PMID
51
TI
Dabigatran etexilate: a new oral thrombin inhibitor.
AU
Hankey GJ, Eikelboom JW
SO
Circulation. 2011;123(13):1436.
 
AD
Department of Neurology, Royal Perth Hospital, 197 Wellington St, Perth, Australia 6001. gjhankey@cyllene.uwa.edu.au
PMID
52
TI
Perioperative Management of Dabigatran: A Prospective Cohort Study.
AU
Schulman S, Carrier M, Lee AY, Shivakumar S, Blostein M, Spencer FA, Solymoss S, Barty R, Wang G, Heddle N, Douketis JD
SO
Circulation. 2015 Jul;132(3):167-73. Epub 2015 May 12.
 
BACKGROUND: The perioperative management of dabigatran in clinical practice is heterogeneous. We performed this study to evaluate the safety of perioperative management of dabigatran using a specified protocol.
METHODS AND RESULTS: Patients treated with dabigatran and planned for an invasive procedure were eligible for inclusion. The timing of the last dose of dabigatran before the procedure was based on the creatinine clearance and procedure-related bleeding risk. Resumption of dabigatran was prespecifiedaccording to the complexity of the surgery and consequences of a bleeding complication.
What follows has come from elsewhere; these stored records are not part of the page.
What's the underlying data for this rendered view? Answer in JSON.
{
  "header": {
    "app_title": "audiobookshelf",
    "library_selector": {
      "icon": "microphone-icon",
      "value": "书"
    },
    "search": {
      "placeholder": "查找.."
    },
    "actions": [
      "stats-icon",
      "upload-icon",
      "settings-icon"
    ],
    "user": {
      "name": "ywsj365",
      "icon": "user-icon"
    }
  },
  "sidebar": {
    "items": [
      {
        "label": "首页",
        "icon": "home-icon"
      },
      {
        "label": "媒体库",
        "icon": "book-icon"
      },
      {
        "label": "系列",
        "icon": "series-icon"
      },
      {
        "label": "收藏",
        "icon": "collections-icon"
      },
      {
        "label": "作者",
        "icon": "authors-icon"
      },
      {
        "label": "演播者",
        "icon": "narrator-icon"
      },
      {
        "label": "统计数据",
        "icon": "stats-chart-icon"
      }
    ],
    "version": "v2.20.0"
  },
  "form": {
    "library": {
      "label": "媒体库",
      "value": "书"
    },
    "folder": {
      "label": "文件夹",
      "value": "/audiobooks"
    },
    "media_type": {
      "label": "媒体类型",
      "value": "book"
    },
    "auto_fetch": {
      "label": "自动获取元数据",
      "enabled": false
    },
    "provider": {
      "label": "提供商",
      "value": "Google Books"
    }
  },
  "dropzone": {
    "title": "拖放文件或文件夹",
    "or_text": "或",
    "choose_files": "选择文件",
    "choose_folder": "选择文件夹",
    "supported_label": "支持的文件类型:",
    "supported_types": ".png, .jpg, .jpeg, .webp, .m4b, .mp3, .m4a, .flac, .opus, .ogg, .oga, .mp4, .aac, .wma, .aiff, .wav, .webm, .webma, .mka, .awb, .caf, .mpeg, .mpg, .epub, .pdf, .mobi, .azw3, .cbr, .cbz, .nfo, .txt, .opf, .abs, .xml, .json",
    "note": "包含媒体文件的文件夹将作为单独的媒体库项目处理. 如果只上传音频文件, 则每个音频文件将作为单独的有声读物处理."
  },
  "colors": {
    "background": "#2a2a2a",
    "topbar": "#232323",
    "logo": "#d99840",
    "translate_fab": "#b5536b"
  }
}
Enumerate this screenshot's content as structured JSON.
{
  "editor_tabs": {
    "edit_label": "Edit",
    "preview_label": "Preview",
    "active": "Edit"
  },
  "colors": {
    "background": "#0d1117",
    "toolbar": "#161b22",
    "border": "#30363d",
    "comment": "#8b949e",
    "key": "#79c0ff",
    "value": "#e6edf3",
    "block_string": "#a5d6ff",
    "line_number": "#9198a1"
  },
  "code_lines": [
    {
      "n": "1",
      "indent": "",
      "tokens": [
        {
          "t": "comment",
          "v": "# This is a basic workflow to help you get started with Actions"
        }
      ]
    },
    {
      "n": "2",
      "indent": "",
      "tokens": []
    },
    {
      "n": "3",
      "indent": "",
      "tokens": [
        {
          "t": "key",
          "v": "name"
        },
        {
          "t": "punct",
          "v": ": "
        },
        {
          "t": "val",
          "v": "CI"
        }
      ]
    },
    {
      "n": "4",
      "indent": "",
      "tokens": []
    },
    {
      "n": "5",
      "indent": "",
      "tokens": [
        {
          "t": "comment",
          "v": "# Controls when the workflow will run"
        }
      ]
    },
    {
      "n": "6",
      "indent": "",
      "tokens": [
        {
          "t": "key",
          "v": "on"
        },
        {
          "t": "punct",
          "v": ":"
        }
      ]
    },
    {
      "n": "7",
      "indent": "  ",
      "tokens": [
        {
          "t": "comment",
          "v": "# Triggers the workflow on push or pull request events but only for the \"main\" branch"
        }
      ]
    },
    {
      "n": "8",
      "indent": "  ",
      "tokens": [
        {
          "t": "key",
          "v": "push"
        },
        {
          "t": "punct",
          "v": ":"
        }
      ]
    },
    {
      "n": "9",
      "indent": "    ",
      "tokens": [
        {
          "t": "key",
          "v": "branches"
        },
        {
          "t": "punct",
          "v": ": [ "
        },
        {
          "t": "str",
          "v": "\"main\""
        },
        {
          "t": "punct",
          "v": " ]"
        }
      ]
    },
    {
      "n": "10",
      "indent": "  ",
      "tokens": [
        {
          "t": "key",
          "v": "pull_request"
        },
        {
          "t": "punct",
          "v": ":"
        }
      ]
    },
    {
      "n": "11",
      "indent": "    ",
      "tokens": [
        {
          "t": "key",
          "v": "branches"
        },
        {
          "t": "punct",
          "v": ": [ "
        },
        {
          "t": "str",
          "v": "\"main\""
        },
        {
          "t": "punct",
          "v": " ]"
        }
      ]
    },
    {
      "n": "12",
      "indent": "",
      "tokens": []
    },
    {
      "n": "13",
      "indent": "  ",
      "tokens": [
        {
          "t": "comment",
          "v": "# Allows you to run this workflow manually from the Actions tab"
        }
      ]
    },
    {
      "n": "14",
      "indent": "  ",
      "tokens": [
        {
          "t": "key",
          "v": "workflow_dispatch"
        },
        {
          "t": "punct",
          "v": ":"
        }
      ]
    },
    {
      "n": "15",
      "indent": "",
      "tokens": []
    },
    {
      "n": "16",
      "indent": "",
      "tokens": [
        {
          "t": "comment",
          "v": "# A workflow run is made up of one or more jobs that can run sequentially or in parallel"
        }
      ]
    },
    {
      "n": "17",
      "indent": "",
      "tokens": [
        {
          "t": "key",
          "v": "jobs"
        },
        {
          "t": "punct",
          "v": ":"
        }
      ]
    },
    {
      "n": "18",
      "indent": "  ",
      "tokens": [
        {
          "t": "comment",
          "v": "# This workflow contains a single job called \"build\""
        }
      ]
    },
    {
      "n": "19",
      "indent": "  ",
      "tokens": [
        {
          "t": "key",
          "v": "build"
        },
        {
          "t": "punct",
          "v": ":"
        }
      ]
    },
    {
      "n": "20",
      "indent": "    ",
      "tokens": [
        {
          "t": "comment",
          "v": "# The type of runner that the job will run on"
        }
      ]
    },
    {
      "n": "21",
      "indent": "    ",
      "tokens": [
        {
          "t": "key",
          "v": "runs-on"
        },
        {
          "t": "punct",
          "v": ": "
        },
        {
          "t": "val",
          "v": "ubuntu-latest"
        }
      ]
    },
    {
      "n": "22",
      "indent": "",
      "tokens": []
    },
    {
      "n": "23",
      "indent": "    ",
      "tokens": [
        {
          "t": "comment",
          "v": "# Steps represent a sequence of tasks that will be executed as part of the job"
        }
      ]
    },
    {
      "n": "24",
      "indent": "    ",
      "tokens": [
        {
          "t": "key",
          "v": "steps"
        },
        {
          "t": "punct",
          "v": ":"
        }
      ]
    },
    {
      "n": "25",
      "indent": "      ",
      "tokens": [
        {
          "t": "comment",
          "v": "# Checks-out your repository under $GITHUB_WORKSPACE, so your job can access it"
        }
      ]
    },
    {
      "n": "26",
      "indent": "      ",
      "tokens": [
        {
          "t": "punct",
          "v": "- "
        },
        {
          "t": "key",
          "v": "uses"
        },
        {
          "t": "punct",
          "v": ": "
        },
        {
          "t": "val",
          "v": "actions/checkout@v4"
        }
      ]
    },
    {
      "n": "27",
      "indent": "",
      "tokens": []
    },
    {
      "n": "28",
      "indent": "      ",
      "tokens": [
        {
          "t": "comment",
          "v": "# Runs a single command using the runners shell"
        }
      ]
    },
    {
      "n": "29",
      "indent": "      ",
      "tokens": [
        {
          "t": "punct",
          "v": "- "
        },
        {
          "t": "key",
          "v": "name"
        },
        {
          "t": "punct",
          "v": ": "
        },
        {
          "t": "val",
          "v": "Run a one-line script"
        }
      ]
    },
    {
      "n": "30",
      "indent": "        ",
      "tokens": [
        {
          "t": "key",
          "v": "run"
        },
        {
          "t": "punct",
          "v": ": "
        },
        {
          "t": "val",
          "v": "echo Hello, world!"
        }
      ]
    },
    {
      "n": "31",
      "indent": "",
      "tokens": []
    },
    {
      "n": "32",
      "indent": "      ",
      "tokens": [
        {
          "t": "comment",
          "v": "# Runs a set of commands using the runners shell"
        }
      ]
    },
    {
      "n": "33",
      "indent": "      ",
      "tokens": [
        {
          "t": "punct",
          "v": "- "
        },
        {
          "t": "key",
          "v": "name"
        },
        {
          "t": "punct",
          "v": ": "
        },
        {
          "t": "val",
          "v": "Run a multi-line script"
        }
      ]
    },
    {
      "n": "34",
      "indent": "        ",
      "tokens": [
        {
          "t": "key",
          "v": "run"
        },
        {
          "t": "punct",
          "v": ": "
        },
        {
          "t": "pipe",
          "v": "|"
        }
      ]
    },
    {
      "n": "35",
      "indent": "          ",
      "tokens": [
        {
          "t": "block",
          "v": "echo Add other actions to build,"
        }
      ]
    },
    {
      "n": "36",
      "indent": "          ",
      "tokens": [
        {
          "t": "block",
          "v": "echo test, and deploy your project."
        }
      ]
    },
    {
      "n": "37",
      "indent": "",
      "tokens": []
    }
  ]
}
Patients were followed up for 30 days for major bleeding (primary outcome), minor bleeding, arterial thromboembolism, and death. We included 541 cases: 324 procedures (60%) with standard risk of bleeding and 217 procedures (40%) with increased risk of bleeding. The last dose of dabigatran was at 24, 48, or 96 hours before surgery according to the protocol in 46%, 37%, and 6%, respectively, of the patients. Resumption was timed according to protocol in 77% with 75 mg as the first dose on the day of procedure in 40% of the patients. Ten patients (1.8%; 95% confidence interval, 0.7-3.0) had major bleeding, and 28 patients (5.2%; 95% confidence interval, 3.3-7.0) had minor bleeding events. The only thromboembolic complication was transient ischemic attack in 1 patient (0.2%; 95% confidence interval, 0-0.5), and there were 4 deaths unrelated to bleeding or thrombosis. Bridging was not used preoperatively but was administered in 9 patients (1.7%) postoperatively.
CONCLUSION: Our protocol for perioperative management of dabigatran appears to be effective and feasible.
AD
From Department of Medicine, McMaster University and Thrombosis and Atherosclerosis Research Institute, Hamilton, ON, Canada (S. Schulman, F.A.S., J.D.D.); Department of Hematology, Karolinska Institutet, Stockholm, Sweden (S. Schulman); Department of Medicine, Ottawa Hospital Research Institute at the University of Ottawa, ON, Canada (M.C.); Division of Hematology, University of British Columbia and Vancouver Coastal Health, Canada (A.Y.Y.L.); Faculty of Medicine, Dalhousie University, Halifax, NS, Canada (S. Shivakumar); Division of Hematology, Department of Medicine, Jewish General Hospital (M.B.) and Department of Medicine (S. Solymoss), McGill University, Montreal, QC, Canada; and McMaster Transfusion Research Program, McMaster University, Hamilton, ON, Canada (R.B., G.W., N.H.). schulms@mcmaster.ca.
PMID